# Data records for software interfaces:
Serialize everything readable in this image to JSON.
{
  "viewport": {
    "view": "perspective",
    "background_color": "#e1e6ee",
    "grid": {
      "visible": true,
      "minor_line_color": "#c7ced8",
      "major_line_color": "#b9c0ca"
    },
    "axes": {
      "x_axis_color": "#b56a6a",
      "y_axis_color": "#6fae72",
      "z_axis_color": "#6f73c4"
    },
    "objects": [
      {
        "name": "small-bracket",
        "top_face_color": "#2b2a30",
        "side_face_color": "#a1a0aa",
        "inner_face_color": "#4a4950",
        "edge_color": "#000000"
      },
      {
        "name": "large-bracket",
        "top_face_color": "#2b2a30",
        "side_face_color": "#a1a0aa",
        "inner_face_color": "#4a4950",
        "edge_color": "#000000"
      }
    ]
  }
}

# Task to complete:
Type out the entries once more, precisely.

# Task answer:
Serialize everything readable in this image to JSON.
{
  "viewport": {
    "view": "perspective",
    "background_color": "#e1e6ee",
    "grid": {
      "visible": true,
      "minor_line_color": "#c7ced8",
      "major_line_color": "#b9c0ca"
    },
    "axes": {
      "x_axis_color": "#b56a6a",
      "y_axis_color": "#6fae72",
      "z_axis_color": "#6f73c4"
    },
    "objects": [
      {
        "name": "small-bracket",
        "top_face_color": "#2b2a30",
        "side_face_color": "#a1a0aa",
        "inner_face_color": "#4a4950",
        "edge_color": "#000000"
      },
      {
        "name": "large-bracket",
        "top_face_color": "#2b2a30",
        "side_face_color": "#a1a0aa",
        "inner_face_color": "#4a4950",
        "edge_color": "#000000"
      }
    ]
  }
}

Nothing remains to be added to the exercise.